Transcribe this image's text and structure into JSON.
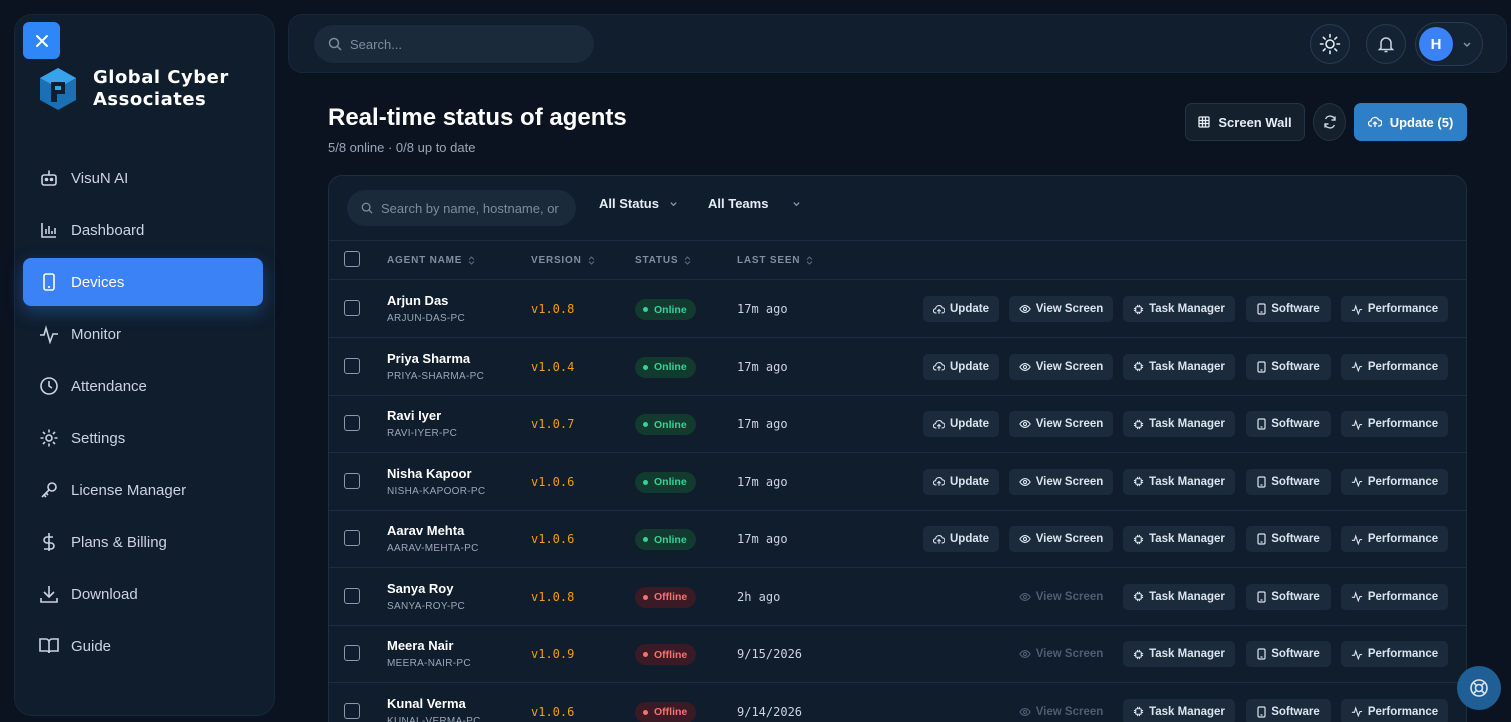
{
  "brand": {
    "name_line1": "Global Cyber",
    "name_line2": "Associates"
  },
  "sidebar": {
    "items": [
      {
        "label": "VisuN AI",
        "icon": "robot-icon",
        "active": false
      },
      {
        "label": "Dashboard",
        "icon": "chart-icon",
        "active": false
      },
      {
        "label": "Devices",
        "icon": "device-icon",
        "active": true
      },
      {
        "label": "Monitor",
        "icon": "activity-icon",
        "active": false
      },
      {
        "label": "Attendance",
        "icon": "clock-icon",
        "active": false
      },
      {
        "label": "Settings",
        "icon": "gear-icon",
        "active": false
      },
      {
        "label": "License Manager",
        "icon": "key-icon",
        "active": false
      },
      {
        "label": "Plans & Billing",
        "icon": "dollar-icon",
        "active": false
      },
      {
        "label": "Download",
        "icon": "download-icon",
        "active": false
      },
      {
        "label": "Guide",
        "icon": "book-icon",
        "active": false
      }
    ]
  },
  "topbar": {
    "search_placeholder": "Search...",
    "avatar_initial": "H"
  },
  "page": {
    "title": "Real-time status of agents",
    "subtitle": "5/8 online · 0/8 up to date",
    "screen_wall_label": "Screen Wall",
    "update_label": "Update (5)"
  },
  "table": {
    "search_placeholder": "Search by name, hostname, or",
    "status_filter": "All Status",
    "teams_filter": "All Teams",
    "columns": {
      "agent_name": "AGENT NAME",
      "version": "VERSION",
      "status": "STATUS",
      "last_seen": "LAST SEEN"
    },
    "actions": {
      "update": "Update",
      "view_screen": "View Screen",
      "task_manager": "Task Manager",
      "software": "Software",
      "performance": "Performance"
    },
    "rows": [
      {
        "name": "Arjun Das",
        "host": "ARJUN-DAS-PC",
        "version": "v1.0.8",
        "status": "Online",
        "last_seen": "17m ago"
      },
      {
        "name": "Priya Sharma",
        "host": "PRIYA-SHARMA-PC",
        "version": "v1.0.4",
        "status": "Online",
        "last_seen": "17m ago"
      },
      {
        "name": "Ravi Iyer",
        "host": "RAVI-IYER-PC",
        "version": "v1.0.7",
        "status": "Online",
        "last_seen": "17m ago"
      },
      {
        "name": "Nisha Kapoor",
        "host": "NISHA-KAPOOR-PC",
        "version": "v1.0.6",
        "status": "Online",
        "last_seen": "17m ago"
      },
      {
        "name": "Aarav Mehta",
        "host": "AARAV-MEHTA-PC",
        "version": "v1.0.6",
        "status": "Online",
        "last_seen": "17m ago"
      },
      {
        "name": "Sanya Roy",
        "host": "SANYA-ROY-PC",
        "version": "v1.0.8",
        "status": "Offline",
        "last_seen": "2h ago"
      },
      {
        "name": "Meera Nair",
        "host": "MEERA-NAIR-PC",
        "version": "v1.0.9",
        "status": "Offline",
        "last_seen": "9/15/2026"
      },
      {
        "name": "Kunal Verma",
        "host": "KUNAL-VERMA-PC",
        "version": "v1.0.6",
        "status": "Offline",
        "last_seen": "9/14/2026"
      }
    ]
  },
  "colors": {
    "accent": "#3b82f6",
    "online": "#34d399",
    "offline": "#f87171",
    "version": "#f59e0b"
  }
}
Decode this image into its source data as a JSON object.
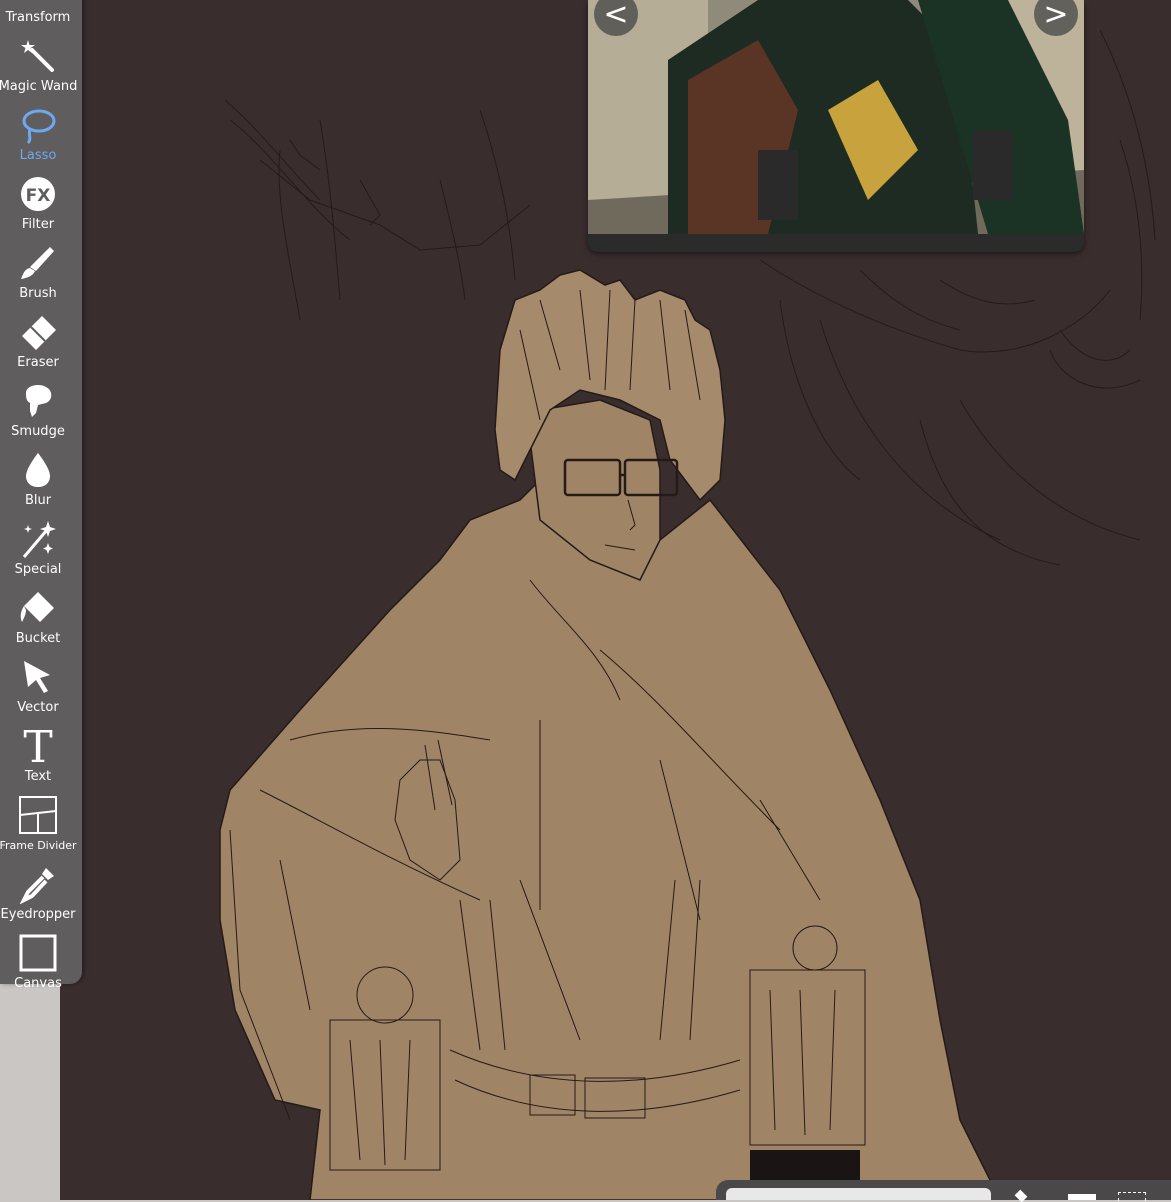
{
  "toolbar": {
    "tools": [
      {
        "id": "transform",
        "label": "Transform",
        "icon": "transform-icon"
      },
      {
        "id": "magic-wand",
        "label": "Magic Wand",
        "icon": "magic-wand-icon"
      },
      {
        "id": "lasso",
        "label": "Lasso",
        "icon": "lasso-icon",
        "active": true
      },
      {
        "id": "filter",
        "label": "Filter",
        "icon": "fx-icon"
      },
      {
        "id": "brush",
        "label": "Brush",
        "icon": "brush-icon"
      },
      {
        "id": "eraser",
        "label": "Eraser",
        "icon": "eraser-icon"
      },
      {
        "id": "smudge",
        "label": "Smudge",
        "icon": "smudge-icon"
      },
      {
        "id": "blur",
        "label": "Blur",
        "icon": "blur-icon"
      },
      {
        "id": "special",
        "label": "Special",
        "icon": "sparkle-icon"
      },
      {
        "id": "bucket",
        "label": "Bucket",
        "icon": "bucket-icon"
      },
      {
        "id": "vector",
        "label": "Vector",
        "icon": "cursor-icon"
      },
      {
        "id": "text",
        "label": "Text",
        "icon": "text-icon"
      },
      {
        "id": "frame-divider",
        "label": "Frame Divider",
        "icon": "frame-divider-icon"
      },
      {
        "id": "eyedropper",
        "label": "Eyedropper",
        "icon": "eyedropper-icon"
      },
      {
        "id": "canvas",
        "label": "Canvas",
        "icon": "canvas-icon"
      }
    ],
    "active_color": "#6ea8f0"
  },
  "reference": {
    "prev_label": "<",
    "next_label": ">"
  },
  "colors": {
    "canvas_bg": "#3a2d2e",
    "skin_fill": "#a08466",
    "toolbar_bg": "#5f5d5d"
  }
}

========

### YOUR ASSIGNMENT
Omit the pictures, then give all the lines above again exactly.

### ANSWER SPACE
Transcribe this image's text and structure into JSON.
{
  "brand": {
    "name_line1": "Global Cyber",
    "name_line2": "Associates"
  },
  "sidebar": {
    "items": [
      {
        "label": "VisuN AI",
        "icon": "robot-icon",
        "active": false
      },
      {
        "label": "Dashboard",
        "icon": "chart-icon",
        "active": false
      },
      {
        "label": "Devices",
        "icon": "device-icon",
        "active": true
      },
      {
        "label": "Monitor",
        "icon": "activity-icon",
        "active": false
      },
      {
        "label": "Attendance",
        "icon": "clock-icon",
        "active": false
      },
      {
        "label": "Settings",
        "icon": "gear-icon",
        "active": false
      },
      {
        "label": "License Manager",
        "icon": "key-icon",
        "active": false
      },
      {
        "label": "Plans & Billing",
        "icon": "dollar-icon",
        "active": false
      },
      {
        "label": "Download",
        "icon": "download-icon",
        "active": false
      },
      {
        "label": "Guide",
        "icon": "book-icon",
        "active": false
      }
    ]
  },
  "topbar": {
    "search_placeholder": "Search...",
    "avatar_initial": "H"
  },
  "page": {
    "title": "Real-time status of agents",
    "subtitle": "5/8 online · 0/8 up to date",
    "screen_wall_label": "Screen Wall",
    "update_label": "Update (5)"
  },
  "table": {
    "search_placeholder": "Search by name, hostname, or",
    "status_filter": "All Status",
    "teams_filter": "All Teams",
    "columns": {
      "agent_name": "AGENT NAME",
      "version": "VERSION",
      "status": "STATUS",
      "last_seen": "LAST SEEN"
    },
    "actions": {
      "update": "Update",
      "view_screen": "View Screen",
      "task_manager": "Task Manager",
      "software": "Software",
      "performance": "Performance"
    },
    "rows": [
      {
        "name": "Arjun Das",
        "host": "ARJUN-DAS-PC",
        "version": "v1.0.8",
        "status": "Online",
        "last_seen": "17m ago"
      },
      {
        "name": "Priya Sharma",
        "host": "PRIYA-SHARMA-PC",
        "version": "v1.0.4",
        "status": "Online",
        "last_seen": "17m ago"
      },
      {
        "name": "Ravi Iyer",
        "host": "RAVI-IYER-PC",
        "version": "v1.0.7",
        "status": "Online",
        "last_seen": "17m ago"
      },
      {
        "name": "Nisha Kapoor",
        "host": "NISHA-KAPOOR-PC",
        "version": "v1.0.6",
        "status": "Online",
        "last_seen": "17m ago"
      },
      {
        "name": "Aarav Mehta",
        "host": "AARAV-MEHTA-PC",
        "version": "v1.0.6",
        "status": "Online",
        "last_seen": "17m ago"
      },
      {
        "name": "Sanya Roy",
        "host": "SANYA-ROY-PC",
        "version": "v1.0.8",
        "status": "Offline",
        "last_seen": "2h ago"
      },
      {
        "name": "Meera Nair",
        "host": "MEERA-NAIR-PC",
        "version": "v1.0.9",
        "status": "Offline",
        "last_seen": "9/15/2026"
      },
      {
        "name": "Kunal Verma",
        "host": "KUNAL-VERMA-PC",
        "version": "v1.0.6",
        "status": "Offline",
        "last_seen": "9/14/2026"
      }
    ]
  },
  "colors": {
    "accent": "#3b82f6",
    "online": "#34d399",
    "offline": "#f87171",
    "version": "#f59e0b"
  }
}
Decode this image into its source data as a JSON object.
{
  "toolbar": {
    "tools": [
      {
        "id": "transform",
        "label": "Transform",
        "icon": "transform-icon"
      },
      {
        "id": "magic-wand",
        "label": "Magic Wand",
        "icon": "magic-wand-icon"
      },
      {
        "id": "lasso",
        "label": "Lasso",
        "icon": "lasso-icon",
        "active": true
      },
      {
        "id": "filter",
        "label": "Filter",
        "icon": "fx-icon"
      },
      {
        "id": "brush",
        "label": "Brush",
        "icon": "brush-icon"
      },
      {
        "id": "eraser",
        "label": "Eraser",
        "icon": "eraser-icon"
      },
      {
        "id": "smudge",
        "label": "Smudge",
        "icon": "smudge-icon"
      },
      {
        "id": "blur",
        "label": "Blur",
        "icon": "blur-icon"
      },
      {
        "id": "special",
        "label": "Special",
        "icon": "sparkle-icon"
      },
      {
        "id": "bucket",
        "label": "Bucket",
        "icon": "bucket-icon"
      },
      {
        "id": "vector",
        "label": "Vector",
        "icon": "cursor-icon"
      },
      {
        "id": "text",
        "label": "Text",
        "icon": "text-icon"
      },
      {
        "id": "frame-divider",
        "label": "Frame Divider",
        "icon": "frame-divider-icon"
      },
      {
        "id": "eyedropper",
        "label": "Eyedropper",
        "icon": "eyedropper-icon"
      },
      {
        "id": "canvas",
        "label": "Canvas",
        "icon": "canvas-icon"
      }
    ],
    "active_color": "#6ea8f0"
  },
  "reference": {
    "prev_label": "<",
    "next_label": ">"
  },
  "colors": {
    "canvas_bg": "#3a2d2e",
    "skin_fill": "#a08466",
    "toolbar_bg": "#5f5d5d"
  }
}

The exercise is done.